The perception is patently false. All of the available data overwhelmingly show that education and training matter a lot. People with postsecondary education make more money, they're less likely to be unemployed and they land better jobs. And if you have dreams of reaching the top 1 per cent of income earners, stay in school. Two-thirds of one-percenters have at least one university degree, according to Statistics Canada. Of course, there are examples of overeducated graduates working in low-skilled jobs. But they are the exception, not the rule. The key lesson here is that more education beats less education virtually every time.
Groundbreaking new research by a team headed by University of Ottawa labour economist Ross Finnie and funded by the federal government examined the earnings of university and college graduates in the years after they leave school. The study, titled Barista or Better, matched 340,000 graduates from 14 colleges and universities across four provinces with income tax data from 2005 to 2013 to create a refreshingly clear and dynamic portrait of outcomes.
And guess what? Average incomes rose rapidly in the years after graduation across all fields, including the "oft maligned" humanities and social sciences, according to the study, the first of its kind in Canada. Over all, the class of 2005 earned an average of $42,500 in the first year after graduation, growing 66 per cent to nearly $75,000 by year eight.
That's an annual growth rate of better than 8 per cent, even through the depths of the 2008-09 recession. Not bad, all things considered.
"We've been torturing our children, inappropriately and wrongly, based on bad data," Mr. Finnie, director of the university's Education Policy Research Initiative, lamented in an interview. "The debunking [of the barista myth] is critical."
As it turned out, the study found that very few of the graduates had "truly barista-level earnings even to start, and they increasingly moved further from that level as they gained labour market experience."
University graduates generally did better than college graduates.

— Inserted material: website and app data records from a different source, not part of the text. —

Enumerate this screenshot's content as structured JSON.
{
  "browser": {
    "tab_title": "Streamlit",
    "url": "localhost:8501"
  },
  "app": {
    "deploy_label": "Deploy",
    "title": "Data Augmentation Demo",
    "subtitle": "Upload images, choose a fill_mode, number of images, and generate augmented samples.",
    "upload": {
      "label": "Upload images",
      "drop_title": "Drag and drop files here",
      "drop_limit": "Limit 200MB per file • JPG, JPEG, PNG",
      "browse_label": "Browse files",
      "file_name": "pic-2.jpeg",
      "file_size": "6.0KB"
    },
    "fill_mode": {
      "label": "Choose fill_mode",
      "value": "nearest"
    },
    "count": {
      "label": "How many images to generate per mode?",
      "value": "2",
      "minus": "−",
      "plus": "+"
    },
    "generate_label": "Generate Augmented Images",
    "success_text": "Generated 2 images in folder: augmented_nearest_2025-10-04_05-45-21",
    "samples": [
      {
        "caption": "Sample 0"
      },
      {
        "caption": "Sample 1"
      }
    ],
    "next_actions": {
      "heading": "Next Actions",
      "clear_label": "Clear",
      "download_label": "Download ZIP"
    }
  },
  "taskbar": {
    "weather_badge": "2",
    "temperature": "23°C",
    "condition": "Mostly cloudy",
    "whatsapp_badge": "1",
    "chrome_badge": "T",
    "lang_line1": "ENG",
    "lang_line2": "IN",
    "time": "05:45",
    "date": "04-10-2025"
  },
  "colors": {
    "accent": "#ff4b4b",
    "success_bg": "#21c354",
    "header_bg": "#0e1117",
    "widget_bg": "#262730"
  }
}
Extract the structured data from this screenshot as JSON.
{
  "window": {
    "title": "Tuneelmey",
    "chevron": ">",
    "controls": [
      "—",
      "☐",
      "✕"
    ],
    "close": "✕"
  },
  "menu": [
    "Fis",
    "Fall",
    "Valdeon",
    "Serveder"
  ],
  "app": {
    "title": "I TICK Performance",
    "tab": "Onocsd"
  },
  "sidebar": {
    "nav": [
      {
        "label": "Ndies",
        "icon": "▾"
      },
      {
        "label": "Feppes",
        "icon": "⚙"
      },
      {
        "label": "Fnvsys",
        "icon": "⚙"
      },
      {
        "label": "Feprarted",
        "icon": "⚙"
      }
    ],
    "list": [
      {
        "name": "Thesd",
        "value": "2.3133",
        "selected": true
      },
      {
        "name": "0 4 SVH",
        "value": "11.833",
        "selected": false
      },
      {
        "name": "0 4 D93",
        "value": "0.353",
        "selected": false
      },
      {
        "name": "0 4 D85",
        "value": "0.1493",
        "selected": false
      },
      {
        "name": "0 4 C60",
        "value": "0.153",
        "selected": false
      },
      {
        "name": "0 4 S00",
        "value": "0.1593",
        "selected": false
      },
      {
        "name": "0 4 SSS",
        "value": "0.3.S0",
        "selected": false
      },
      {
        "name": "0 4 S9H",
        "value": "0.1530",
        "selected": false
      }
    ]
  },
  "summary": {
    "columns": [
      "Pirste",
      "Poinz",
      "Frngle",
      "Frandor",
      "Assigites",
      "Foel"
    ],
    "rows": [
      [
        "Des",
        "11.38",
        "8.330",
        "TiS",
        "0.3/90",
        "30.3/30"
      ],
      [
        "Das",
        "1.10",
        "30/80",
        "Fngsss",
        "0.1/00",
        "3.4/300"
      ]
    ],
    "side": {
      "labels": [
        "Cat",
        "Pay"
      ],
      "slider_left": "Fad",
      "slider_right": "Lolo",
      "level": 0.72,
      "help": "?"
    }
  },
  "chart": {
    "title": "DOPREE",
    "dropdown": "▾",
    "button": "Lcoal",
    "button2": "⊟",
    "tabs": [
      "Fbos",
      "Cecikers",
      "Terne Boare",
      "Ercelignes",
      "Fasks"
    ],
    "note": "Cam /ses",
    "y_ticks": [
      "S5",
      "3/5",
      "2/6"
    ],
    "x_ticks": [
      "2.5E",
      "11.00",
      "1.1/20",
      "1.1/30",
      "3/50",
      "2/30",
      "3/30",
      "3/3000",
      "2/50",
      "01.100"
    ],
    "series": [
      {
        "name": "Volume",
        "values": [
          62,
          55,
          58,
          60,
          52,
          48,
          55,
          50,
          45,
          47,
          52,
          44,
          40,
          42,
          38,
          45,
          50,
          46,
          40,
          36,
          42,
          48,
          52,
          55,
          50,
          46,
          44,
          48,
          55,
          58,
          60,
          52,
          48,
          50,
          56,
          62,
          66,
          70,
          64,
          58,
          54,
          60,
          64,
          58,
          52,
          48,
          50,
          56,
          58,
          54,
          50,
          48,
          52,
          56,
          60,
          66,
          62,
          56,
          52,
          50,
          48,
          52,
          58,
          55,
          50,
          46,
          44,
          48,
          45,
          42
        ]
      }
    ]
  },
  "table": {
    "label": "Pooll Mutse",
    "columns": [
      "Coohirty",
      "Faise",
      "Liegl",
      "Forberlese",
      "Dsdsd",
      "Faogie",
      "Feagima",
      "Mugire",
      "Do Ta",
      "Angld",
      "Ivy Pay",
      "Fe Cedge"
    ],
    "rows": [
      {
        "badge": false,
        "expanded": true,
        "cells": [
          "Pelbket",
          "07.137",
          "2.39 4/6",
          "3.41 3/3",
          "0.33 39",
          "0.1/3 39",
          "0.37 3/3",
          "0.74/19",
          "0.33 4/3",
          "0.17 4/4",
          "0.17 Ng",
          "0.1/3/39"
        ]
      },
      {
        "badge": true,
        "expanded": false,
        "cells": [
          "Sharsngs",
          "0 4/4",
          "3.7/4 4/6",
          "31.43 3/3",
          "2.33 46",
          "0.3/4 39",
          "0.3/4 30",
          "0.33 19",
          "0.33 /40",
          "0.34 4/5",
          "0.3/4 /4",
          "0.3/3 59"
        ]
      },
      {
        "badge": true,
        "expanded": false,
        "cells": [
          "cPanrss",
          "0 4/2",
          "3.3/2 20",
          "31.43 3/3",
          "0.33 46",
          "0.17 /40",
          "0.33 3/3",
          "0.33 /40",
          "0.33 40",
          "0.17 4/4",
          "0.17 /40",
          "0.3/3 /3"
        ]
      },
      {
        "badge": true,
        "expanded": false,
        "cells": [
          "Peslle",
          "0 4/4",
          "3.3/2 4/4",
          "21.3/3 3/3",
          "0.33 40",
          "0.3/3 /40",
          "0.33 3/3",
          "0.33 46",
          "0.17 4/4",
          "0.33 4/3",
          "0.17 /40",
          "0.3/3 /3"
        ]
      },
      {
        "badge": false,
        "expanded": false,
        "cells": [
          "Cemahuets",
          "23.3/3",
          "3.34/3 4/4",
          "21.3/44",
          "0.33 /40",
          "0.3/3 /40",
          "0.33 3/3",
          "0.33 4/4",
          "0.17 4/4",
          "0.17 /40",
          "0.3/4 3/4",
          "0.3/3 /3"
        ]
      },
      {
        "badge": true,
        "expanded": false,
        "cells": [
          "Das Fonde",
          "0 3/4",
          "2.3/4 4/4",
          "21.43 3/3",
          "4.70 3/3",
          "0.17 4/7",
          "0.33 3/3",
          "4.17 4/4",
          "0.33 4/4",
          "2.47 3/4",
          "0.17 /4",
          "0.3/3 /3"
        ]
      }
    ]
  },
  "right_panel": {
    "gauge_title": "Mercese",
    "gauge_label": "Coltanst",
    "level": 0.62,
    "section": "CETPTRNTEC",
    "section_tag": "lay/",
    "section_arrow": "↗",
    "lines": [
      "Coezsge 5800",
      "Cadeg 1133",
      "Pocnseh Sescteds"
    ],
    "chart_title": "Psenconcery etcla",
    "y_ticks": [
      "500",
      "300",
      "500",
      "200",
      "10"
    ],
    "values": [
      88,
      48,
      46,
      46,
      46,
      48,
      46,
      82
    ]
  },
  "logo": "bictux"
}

And some graduates did much better than the average, notably those with engineering, mathematics, computer science and business degrees. Engineers, for example, topped $100,000 in annual earnings by year eight, according to the study, which excluded those who pursued degrees beyond college diplomas or bachelor's degrees.
That's understandable. These are more technical fields, where workers are in higher demand and graduates more scarce.
The most encouraging aspect of the research is that even English or history graduates are finding their degrees have substantial value in the Canadian workplace. Maybe these graduates don't know about fluid dynamics and stress loads, but chances are they're good communicators, team workers and problem solvers – skills that employers also value highly.
Indeed, a common complaint among technology companies is that too many recruits lack the softer skills that are so essential in the business world. And these are talents that are often more developed among social science graduates.
"It is not because someone has read Plato or Aristotle that they are being hired," Mr. Finnie explained to The Globe and Mail's Rachelle Younglai. "They don't have training for what you see in job ads. … They have other skills, like critical thinking."
There is, of course, much we still don't know about factors that affect the incomes of recent graduates, including race, socioeconomic background and the specifics of their college or university program. Do co-op programs, for example, lead to better wages after graduation, and how can schools tailor what they do to improve students' job prospects?
Obviously, there is a need in Canada to better match the education system to the evolving needs of employers. Colleges and universities can always do a better job of churning out workers the market needs. And companies need to invest more in training to turn new recruits into the employees they want.
What we do know is that a low level of education is sentence to a life of low-wages and bad jobs.
It's time to retire the barista myth.